Here is a youtube clip that was reasonably entertaining (although I’m not sure if entertaining is the right word). For those of you reading this in your inbox, here is the link: “Watch What Happened When A Reporter Tried To Buy 8 Basic Goods in Venezuela“. It’ll take you 3 minutes, give or take some buffering time.

The basic summary if you don’t have 3 minutes:

  • Reporter wakes up to go shopping in Caracas.
  • Reporter shows 8 item shopping list to camera.

    Thanks for the screen capture, Bloomberg
    Thanks for the screen capture, Bloomberg
  • Reporter spends time in queue to buy cooking oil.
  • Fails.
  • Reporter spends time in second queue.
  • Many pictures of queues.
  • Reporter manages to buy some corn flour.
  • Cut to: Metro Stop.
  • Reporter reports that he eventually managed to get three items on his list.

What the reporter doesn’t report on is the price of the goods that he’s not able to buy – which I guess makes sense if he couldn’t buy them. But this is the really fun part of economic madness. For two reasons:

  1. Whenever you have a country that has both official and black market rates of exchange, you get absurd prices.
  2. But particularly when that country is experiencing goods shortages due to price controls (or, as President Bus Driver would have it, “due to economic warfare and sabotage from the West”).

Here are some fun cost-of-living-in-Caracas numbers from

Why eat anything if you can drink beer?
Expensive cars, cheap gas
So no coffee then...
So no coffee then…

Of course, those numbers are mostly fictional because there is the enormous disparity between the official and black market exchange rates:

So what you actually need to do with those prices is divide them by 30 to get a feel for how much it would cost a visitor to visit Venezuela (after all, we don’t earn Bolivars – we get to arrive in Caracas with real money). Some examples:

  • A lunchtime menu will cost you $2.36
  • A beer: $0.20
  • A dozen eggs: $0.90
  • Half a kilogram of cheese: $1.43
  • A litre of petrol: less than a cent.
  • A fancy dinner for two: $17
  • A cocktail: less than a buck

Caracas – here I come!

The Important Point

In real terms, living expenses in Caracas are cheap as chips. Which is exactly why there are such shortages.

You can talk about price controls – which I have done before, in this post: “That Venezuelan Bus Driver Is Crazed.” Or you can talk about economic sabotage.

But the real problem (pun intended) is:

  • Most Venezuelans earn in bolivars – which means that their salaries are constantly losing purchasing power.
  • Shop owners can do one of two things with every bolivar they receive in sales:
    • Buy more goods to sell in Bolivars; or
    • Buy US dollars and hold them as the black market continues to depreciate.
  • Unless the price of goods can stay the same in real terms, it makes no sense to buy more goods to sell.
  • Prices can’t adjust properly, because of logistics, administration, and customers who are earning bolivars.
  • There’s also greater risk with buying the goods, because Victor Maduro rules by decree and you can almost certainly expect him to be a drama queen with his price controls and shut-downs and general crazy.
  • So the easiest and best thing to do is buy US dollars on the black market.
  • Cue: shortages.
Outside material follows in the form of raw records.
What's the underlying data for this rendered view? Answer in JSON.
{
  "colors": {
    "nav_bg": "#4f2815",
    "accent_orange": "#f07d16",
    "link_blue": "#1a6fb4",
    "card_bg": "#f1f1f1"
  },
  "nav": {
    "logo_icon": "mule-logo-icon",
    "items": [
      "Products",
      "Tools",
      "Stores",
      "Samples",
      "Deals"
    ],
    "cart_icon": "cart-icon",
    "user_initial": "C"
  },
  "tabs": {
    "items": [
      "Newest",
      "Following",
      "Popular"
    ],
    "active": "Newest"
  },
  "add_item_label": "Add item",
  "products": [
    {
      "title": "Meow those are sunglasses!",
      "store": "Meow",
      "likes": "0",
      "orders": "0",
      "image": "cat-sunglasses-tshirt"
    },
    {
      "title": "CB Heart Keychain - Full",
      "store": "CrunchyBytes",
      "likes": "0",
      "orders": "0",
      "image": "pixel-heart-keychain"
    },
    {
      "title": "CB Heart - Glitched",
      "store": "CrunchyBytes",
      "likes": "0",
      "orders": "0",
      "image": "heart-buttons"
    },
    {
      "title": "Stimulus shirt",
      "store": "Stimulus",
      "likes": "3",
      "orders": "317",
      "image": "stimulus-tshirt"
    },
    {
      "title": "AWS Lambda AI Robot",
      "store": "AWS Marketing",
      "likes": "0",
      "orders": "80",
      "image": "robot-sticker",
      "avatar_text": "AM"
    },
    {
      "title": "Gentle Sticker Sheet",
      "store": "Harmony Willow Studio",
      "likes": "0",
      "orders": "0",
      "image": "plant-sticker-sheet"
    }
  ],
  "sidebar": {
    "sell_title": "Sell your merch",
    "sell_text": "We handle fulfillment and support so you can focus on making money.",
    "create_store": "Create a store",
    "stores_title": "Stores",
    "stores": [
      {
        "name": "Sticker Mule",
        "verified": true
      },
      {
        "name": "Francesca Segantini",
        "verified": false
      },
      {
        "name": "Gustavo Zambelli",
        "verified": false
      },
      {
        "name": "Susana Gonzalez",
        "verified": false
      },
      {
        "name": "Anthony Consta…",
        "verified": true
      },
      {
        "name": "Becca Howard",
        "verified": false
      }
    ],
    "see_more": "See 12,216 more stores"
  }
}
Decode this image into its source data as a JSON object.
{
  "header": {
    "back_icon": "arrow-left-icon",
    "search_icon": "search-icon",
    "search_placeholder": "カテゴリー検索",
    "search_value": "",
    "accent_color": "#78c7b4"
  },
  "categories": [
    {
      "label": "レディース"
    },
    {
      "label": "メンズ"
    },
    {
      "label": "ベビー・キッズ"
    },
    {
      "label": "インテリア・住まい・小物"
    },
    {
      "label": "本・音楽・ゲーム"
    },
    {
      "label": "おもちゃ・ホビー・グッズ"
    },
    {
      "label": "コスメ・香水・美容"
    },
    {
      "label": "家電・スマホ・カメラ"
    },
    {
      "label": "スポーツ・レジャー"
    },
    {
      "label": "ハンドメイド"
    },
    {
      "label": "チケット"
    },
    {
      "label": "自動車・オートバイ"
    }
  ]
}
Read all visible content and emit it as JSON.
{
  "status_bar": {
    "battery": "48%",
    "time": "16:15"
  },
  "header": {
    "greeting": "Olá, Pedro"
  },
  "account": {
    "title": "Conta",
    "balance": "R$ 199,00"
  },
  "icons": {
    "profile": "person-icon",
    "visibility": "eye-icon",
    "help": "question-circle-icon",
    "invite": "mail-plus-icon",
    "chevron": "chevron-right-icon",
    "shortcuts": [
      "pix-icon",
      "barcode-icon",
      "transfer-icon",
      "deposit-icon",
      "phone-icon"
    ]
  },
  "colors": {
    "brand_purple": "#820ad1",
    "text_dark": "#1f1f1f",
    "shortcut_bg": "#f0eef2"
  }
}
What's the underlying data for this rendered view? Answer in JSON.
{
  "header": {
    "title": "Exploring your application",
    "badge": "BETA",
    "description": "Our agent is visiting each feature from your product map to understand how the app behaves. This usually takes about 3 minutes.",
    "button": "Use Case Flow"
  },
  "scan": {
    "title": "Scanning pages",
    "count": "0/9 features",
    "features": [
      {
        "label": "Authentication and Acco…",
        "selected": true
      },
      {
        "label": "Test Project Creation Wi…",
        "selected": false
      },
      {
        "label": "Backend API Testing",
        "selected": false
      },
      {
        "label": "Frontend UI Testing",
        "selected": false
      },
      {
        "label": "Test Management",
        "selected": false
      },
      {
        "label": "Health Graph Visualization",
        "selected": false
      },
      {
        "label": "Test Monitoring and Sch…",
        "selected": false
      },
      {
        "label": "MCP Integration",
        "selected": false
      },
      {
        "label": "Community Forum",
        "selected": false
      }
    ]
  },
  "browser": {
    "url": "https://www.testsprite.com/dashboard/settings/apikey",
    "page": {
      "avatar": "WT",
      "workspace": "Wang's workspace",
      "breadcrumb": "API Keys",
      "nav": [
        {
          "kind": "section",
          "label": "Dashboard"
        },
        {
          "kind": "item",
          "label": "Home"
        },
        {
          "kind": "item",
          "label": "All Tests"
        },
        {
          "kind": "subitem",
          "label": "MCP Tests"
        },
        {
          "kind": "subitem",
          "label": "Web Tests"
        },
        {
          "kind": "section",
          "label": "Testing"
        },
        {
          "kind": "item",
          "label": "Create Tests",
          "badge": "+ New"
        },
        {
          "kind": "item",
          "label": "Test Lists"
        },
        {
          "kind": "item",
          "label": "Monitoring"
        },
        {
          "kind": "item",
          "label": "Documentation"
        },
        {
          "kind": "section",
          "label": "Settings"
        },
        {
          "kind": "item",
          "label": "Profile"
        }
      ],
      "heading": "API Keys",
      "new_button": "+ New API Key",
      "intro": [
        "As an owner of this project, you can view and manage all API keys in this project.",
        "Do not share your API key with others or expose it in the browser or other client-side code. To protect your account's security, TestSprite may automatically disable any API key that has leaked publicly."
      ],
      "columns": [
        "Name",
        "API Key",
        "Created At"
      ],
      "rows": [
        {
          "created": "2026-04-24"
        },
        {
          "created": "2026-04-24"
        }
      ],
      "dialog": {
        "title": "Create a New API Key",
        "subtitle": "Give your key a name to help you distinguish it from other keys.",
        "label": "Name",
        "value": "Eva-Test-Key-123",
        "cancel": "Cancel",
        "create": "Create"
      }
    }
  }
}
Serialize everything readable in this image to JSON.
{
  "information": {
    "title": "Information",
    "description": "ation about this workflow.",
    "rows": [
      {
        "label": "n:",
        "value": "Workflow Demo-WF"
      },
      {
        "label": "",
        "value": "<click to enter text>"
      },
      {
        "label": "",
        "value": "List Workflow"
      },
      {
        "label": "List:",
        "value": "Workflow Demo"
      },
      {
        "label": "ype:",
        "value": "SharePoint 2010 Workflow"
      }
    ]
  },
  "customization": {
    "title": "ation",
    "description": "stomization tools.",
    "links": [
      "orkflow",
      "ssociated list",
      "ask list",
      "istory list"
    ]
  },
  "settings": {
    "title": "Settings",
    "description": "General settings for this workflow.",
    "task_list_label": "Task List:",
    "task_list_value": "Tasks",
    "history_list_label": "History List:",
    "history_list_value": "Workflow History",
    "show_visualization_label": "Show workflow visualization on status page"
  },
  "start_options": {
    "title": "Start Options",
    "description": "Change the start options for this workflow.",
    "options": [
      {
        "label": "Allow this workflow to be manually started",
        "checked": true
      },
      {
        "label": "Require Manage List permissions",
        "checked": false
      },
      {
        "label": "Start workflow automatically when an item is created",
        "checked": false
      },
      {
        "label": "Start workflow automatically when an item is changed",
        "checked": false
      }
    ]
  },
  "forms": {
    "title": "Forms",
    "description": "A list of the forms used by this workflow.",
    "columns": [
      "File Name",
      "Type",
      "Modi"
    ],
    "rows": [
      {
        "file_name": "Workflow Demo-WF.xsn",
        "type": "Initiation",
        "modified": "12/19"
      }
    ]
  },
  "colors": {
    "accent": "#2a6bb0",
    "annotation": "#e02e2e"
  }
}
Other entertaining articles worth reading:

To be continued.

Rolling Alpha posts opinions on finance, economics, and the corporate life in general. Follow me on Twitter @RollingAlpha, and on Facebook at